Why I keep going to watch Muse.
There aren’t many contributors here at Drowned in Sound with the appetite for Muse that I’ve got. Among music critics in general the trio seem to inspire scorn more than anything else in 2016. When Noisey did vox-pops with Musers outside the O2 Arena recently, they did so with thinly-concealed sneering at the idea that anyone might actually like Matt Bellamy and co for their songs. The Resistance and The 2nd Law were panned, while Drones was only slightly better received. Yet they’re still headlining festivals and selling out arena tours –which is obviously no sign of quality, but do they belong with the bland dregs that make up other stadium-slayers or is there something more?
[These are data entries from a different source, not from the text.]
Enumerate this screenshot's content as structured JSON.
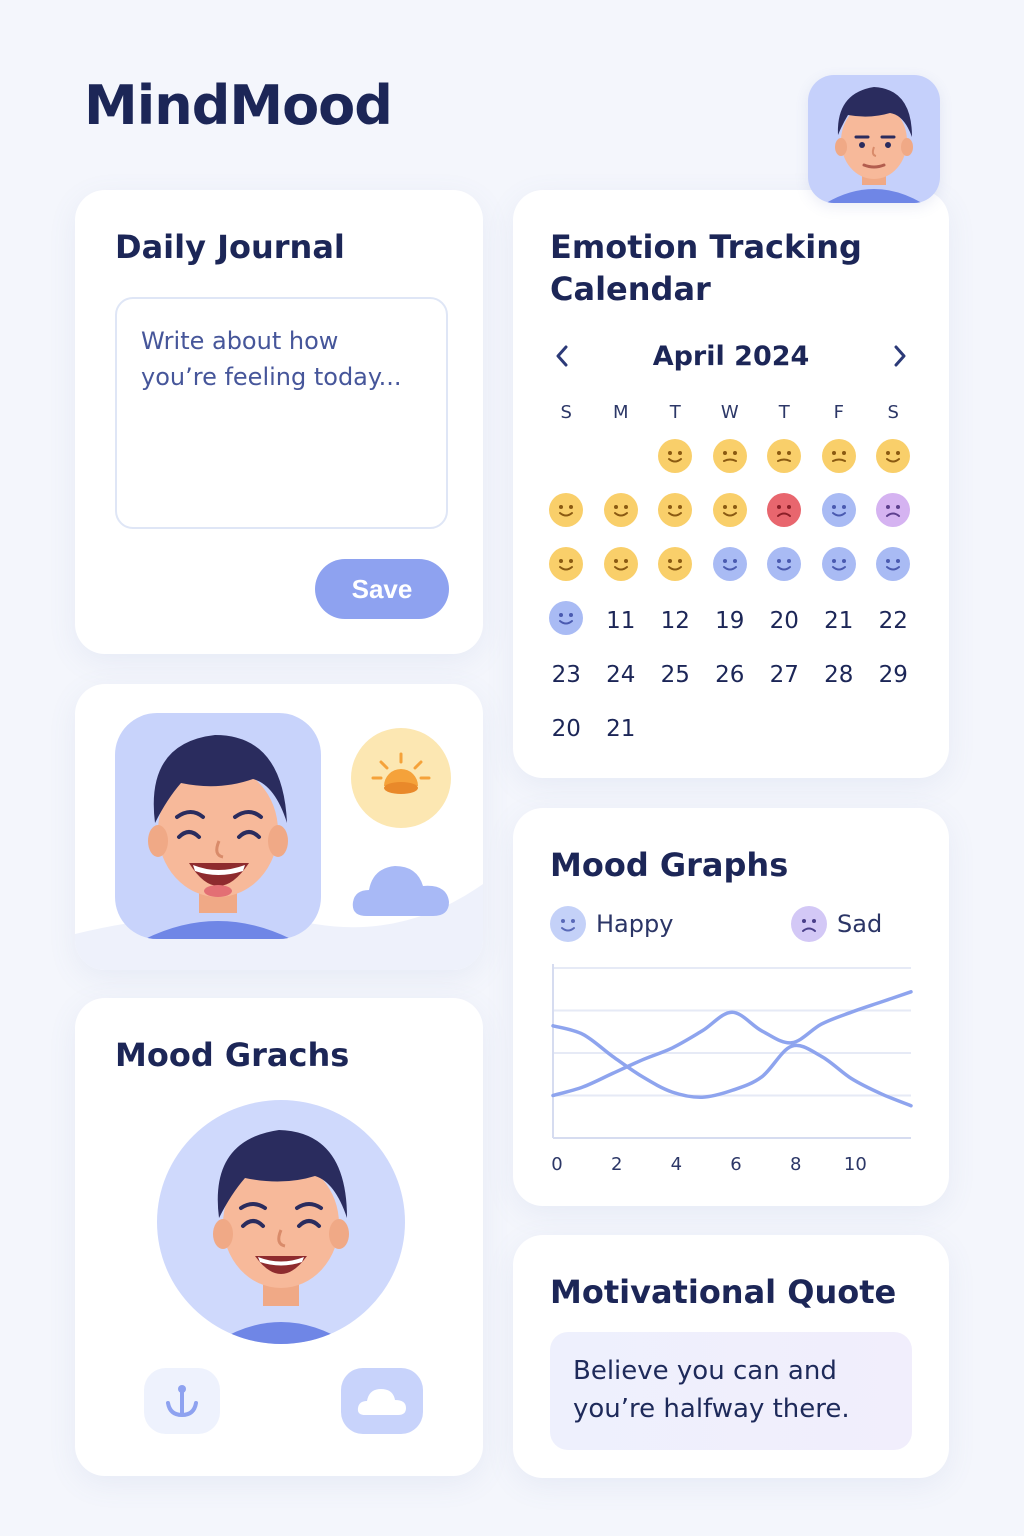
{
  "app": {
    "title": "MindMood"
  },
  "journal": {
    "title": "Daily Journal",
    "placeholder": "Write about how you’re feeling today...",
    "save_label": "Save"
  },
  "mood_grachs": {
    "title": "Mood Grachs"
  },
  "calendar": {
    "title": "Emotion Tracking Calendar",
    "month": "April",
    "year": "2024",
    "weekdays": [
      "S",
      "M",
      "T",
      "W",
      "T",
      "F",
      "S"
    ],
    "days": [
      "11",
      "12",
      "19",
      "20",
      "21",
      "22",
      "23",
      "24",
      "25",
      "26",
      "27",
      "28",
      "29",
      "20",
      "21"
    ],
    "mood_rows": [
      [
        "",
        "",
        "happy",
        "neutral",
        "neutral",
        "neutral",
        "happy"
      ],
      [
        "happy",
        "happy",
        "happy",
        "happy",
        "angry",
        "calm",
        "sad"
      ],
      [
        "happy",
        "happy",
        "happy",
        "calm",
        "calm",
        "calm",
        "calm"
      ]
    ],
    "first_day_mood": "calm",
    "mood_colors": {
      "happy": "#f9cf6a",
      "neutral": "#f9cf6a",
      "angry": "#e8666e",
      "calm": "#a9bbf4",
      "sad": "#d5b3f1"
    }
  },
  "graphs": {
    "title": "Mood Graphs",
    "legend": {
      "happy": "Happy",
      "sad": "Sad"
    }
  },
  "chart_data": {
    "type": "line",
    "x_ticks": [
      "0",
      "2",
      "4",
      "6",
      "8",
      "10"
    ],
    "xlim": [
      0,
      12
    ],
    "ylim": [
      0,
      10
    ],
    "series": [
      {
        "name": "Happy",
        "x": [
          0,
          1,
          2,
          3,
          4,
          5,
          6,
          7,
          8,
          9,
          10,
          11,
          12
        ],
        "values": [
          2.5,
          3.0,
          3.8,
          4.6,
          5.3,
          6.3,
          7.4,
          6.3,
          5.6,
          6.7,
          7.4,
          8.0,
          8.6
        ]
      },
      {
        "name": "Sad",
        "x": [
          0,
          1,
          2,
          3,
          4,
          5,
          6,
          7,
          8,
          9,
          10,
          11,
          12
        ],
        "values": [
          6.6,
          6.1,
          4.8,
          3.6,
          2.7,
          2.4,
          2.8,
          3.6,
          5.4,
          4.8,
          3.5,
          2.6,
          1.9
        ]
      }
    ],
    "line_color": "#8ea4ee",
    "grid": true
  },
  "quote": {
    "title": "Motivational Quote",
    "text": "Believe you can and you’re halfway there."
  }
}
Full disclosure: the Muse shows at Manchester Arena last weekend marked my 17th and 18th. Seven days earlier was my 16th when they played Birmingham. Add that to four gigs in 2015. But don’t mistake that for starry-eyed fanboyism. The Resistance and The 2nd Law deserved the criticism they received while the offering that Muse served up in the arenas touring those albums was shambolic. All of that anti-Muse sentiment boiling up inside peaked when they opted to close with a tired version of 'Starlight' on their 2013 stadium tour. Sure, we asked for 'Knights of Cydonia' to be replaced, but Bellamy, not for the first time, made his decisions appear closer to trolling. 2014 was a much needed break.
So why did I keep going back? Firstly, the first half of Drones is as good as anything they’ve ever done. The second half struggles but six very good songs is a decent haul for any band releasing a seventh studio album, especially when the two albums that came before were so disappointing. A tour of the smaller venues in the early part of 2015, with those fantastic setlists, reintroduced Muse as a band that actually cared about the fans. Download Festival 2015 was the icing on a cake many people thought they wouldn’t bother ever eating again, myself included.
Back to April 9, and Manchester, and Muse are rattling through 'Bliss' (from Origin of Symmetry) on a circular stage flanked with transparent screens that make up easily their most effective arena show to date. Importantly, it doesn’t stifle their song selection in the same way that the towers of 2009 or pyramid of 2012 did (in both instances, they only had visuals prepared for a very limited number of tracks). The setlist is also much longer than the 16 songs most have experienced Muse play at some point. I see 'Take a Bow' performed live for the first time (for me) since 2010. The next night an old favourite in 'Citizen Erased' is performed while 'Revolt' gets a rare UK outing. From 2009-2014 it appeared Muse were in second gear and on the evidence of the last 12 months it looks like they’ve realised it and are keen to rectify it as soon as possible. Sure, the circular stage prevents the crowd from being the most energetic, but it also makes those in the nosebleed seats feel like much more than an afterthought.
Nobody needs to come to me afterwards and explain why they don’t particularly appreciate listening to 'Uprising' or 'Madness'. I get that. I also get it if you don’t like Muse. But to cast them off as stadium offal as many have done recently is obscene. From 'Stockholm Syndrome' through to 'The Handler', they do this whole thing better than Coldplay and U2 have ever done. They’re a band with deep flaws but, for the most part, they’re flaws that have glued their hardcore fanbase together. They’re ridiculous and pretentious and I very rarely actually bother to put one of their records on anymore. Yet here I am, gig 18, back in love with them as a forgiven 'Knights of Cydonia' sends us all galloping into the night. It feels like Muse have finally nailed their own formula after years of underachievement and disappointment. It's probably too late to convince those who were never converted to begin with.
In 2013 I looked forward to a lengthy break from Muse. Since then the band have worked hard and, for the most part, reminded everyone why they ever bothered going along in the first place. This year sees me eagerly anticipating gigs 19 and 20. An achievement in itself.